After they're cooked

Running them through the seive

The final product

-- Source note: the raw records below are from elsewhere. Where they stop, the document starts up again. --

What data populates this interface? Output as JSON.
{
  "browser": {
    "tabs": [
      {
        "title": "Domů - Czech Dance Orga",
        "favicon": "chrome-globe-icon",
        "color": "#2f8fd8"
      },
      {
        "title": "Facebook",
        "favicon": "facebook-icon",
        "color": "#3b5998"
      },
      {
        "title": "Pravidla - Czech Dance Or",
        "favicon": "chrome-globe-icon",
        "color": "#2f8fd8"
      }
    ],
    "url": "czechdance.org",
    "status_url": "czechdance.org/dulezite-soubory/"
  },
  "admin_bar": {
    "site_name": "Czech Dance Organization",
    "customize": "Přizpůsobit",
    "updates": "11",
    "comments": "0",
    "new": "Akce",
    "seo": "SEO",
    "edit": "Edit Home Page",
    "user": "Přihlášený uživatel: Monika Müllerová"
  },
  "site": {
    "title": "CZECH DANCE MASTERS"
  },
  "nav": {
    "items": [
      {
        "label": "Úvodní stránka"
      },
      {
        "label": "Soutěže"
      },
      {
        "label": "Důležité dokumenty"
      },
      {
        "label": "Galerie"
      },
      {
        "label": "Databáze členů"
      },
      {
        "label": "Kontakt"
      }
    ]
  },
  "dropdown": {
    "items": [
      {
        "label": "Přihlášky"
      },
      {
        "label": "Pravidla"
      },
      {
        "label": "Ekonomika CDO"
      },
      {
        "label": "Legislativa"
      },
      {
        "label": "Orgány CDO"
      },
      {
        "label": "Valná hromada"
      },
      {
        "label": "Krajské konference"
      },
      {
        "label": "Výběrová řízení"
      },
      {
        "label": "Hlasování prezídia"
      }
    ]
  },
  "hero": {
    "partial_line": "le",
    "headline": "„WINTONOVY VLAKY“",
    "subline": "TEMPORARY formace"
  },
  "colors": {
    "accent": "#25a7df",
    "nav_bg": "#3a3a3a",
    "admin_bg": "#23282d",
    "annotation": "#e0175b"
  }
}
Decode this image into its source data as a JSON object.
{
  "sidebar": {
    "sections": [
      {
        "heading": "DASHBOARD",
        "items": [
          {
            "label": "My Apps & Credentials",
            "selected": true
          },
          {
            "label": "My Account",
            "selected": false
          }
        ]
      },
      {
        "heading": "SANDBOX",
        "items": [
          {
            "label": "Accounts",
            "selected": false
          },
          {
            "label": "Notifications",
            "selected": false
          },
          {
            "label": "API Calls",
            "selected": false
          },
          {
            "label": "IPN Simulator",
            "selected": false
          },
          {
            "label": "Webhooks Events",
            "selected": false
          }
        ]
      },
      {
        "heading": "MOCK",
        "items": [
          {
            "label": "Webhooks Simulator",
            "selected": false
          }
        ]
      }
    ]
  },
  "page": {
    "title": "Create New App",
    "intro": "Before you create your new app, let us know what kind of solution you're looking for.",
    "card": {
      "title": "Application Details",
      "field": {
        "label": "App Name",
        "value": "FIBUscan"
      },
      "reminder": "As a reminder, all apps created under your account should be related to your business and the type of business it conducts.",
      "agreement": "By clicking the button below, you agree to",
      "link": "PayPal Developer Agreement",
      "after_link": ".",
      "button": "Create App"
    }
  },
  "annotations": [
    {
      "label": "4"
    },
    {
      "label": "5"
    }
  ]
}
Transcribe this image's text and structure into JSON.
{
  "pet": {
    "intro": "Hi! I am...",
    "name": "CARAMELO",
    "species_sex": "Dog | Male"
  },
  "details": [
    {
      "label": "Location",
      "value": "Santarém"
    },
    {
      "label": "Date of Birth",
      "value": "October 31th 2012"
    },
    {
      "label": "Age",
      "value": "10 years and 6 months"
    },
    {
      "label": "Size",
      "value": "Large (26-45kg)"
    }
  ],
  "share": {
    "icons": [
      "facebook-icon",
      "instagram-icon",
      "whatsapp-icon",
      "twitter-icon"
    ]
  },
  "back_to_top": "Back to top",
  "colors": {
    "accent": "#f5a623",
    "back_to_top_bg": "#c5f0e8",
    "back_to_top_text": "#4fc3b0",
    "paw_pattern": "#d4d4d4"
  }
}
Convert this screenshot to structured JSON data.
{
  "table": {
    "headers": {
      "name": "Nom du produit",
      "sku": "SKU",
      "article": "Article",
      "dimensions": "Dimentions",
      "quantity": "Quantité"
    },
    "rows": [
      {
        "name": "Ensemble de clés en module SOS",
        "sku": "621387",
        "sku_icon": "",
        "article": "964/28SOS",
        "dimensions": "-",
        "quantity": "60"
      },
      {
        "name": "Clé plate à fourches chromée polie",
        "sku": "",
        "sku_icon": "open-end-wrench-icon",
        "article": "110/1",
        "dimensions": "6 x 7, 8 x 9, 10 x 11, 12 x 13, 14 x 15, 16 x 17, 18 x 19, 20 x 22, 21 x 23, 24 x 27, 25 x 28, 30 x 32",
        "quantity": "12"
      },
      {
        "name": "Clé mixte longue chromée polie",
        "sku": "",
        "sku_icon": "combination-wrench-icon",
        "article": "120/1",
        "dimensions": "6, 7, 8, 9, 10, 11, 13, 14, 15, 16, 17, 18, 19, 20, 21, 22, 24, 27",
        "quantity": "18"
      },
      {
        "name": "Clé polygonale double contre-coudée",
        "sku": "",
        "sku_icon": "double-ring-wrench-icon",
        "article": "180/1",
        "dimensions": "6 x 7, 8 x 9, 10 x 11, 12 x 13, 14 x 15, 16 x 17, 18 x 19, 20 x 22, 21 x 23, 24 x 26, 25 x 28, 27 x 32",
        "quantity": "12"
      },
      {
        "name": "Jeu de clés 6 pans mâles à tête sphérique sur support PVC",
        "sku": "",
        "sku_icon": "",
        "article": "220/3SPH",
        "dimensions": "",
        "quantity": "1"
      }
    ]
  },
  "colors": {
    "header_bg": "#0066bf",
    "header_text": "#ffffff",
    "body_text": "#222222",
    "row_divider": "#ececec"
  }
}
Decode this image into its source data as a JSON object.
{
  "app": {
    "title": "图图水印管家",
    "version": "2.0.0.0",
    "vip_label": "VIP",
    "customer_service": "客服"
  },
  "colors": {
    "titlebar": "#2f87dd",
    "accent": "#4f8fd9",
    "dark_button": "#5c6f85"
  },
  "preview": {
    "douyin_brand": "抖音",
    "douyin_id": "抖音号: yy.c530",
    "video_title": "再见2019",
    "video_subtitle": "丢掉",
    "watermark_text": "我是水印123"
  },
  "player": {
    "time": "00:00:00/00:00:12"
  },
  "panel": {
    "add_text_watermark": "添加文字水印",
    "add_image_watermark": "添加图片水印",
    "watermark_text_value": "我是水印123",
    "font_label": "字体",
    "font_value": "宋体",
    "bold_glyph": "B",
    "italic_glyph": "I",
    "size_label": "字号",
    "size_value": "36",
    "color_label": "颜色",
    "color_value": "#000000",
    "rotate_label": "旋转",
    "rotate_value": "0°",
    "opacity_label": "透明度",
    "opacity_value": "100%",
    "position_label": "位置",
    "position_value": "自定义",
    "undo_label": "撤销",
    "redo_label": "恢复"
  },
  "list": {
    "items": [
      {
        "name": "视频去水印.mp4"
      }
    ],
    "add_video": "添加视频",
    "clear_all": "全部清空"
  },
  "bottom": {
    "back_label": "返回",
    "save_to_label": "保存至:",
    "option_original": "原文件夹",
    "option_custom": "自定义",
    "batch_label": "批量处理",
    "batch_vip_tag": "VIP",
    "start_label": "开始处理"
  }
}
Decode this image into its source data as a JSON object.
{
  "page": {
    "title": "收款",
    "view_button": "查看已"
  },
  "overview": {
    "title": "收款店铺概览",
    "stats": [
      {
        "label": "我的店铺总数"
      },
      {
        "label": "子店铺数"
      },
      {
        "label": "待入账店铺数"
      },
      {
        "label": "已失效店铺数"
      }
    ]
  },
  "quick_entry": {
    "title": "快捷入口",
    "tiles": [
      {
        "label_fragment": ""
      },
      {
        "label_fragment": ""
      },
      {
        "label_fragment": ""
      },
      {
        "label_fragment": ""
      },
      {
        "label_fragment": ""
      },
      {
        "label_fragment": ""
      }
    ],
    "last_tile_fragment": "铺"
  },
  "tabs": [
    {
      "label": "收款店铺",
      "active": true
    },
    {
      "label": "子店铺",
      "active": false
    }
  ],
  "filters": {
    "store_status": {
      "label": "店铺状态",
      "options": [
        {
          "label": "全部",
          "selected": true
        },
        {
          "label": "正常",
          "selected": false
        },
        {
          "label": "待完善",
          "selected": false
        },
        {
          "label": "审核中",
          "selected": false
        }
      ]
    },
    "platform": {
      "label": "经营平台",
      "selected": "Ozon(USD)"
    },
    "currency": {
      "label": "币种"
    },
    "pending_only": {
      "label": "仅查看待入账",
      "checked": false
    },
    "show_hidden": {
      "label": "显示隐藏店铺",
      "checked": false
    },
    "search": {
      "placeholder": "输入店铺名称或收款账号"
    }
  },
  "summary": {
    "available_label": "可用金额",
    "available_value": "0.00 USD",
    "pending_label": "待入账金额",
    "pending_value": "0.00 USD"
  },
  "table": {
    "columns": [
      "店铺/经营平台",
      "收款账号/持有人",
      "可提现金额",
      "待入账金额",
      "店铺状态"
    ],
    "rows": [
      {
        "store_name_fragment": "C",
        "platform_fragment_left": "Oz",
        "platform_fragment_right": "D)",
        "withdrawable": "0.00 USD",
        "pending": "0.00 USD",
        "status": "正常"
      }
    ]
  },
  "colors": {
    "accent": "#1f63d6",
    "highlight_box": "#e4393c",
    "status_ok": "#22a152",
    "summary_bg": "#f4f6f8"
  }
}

  Several weeks ago, as I had mentioned, my daughter, Jen, and I went out on a rainy afternoon and raided the crab apple tree in front of our church. Last year it had actually fallen over because most of the branches were on one side of the tree, and a wind storm had knocked it over. Fortunately, our pastor is a tree person with the U. S. Forest Service, and there is an arborist out at the farm and with the help of some machinery, they managed to right it and secure it with ropes and stakes. They were so successful that the tree bore a bumper crop of fruit this year. I don't know what got into me, I guess that ancient desire to prepare for the upcoming winter, but in any event, I had a hankering for some crab apple jelly. I'm not even sure I've ever eaten crab apple jelly before, but nonetheless, I wanted some, and since I've never seen it on any of the store shelves, I thought I'd make my own. I discovered that it's quite a labor of love. First of course we had to get the crab apples off the tree, which was a feat in itself. I used a ladder, but the tree is located on a hill, which also happens to be lumpy, so standing on the ladder was a real challenge. I convinced Jen to go up the ladder and I would hold it for her. Foolish girl, she should know better. However, I needed her help after the harvest, so made sure to hang on tight, and no one got hurt. It wasn't until after we had tempted fate that I got the brilliant idea to get a rake and a tarp, and rake the tree and catch the fruit when it fell. Oh well, I'll know next time. Once we got the fruit home, it had to be sorted and washed in the sink. Then it had to be cut up. The stems and blossoms had to be removed and any unsightly bruises needed to be taken out. These things aren't much bigger than a marble, so by the time the parts that needed removed, were, there wasn't much to them. Thank God we didn't need to core or peel them or we'd only be left with a whiff of the original fruit. According to the Certo pectin box, we needed to have 3 1/2 pounds of cut up fruit to make a batch of jelly. We got them cut up, weighed, and dropped into a large pan of water and started cooking them. Eventually they were rendered down to a pink mush and they were soft enough to put through a sieve. You can use cheesecloth  too, but fortunately a friend had a sieve we were able to borrow. Once we extracted all the juice we could, we added a packet of Certo and seven and a half cups of sugar. Not a cheap operation. The jars were $12.00 a case, the Certo was $7.00, the sugar was probably another $3.00 or so. A little spendy, but when I did the math, we still came out cheaper than if we were to buy jelly from the store. The whole operation took about  three hours or so, but it was so worth it. I wish that when the kids were little we had done something like this. It was really fun, and I had the pleasure of spending time with my daughter. I still haven't tried the jelly yet. I wanted to use the store bought stuff that was already opened first, and I kind of want to wait until the winter winds start blowing before I crack open a jar, and even in the unlikely event that it tastes like crap, I'll at least have the memory of making it with my daughter, and you can't buy memories in a store.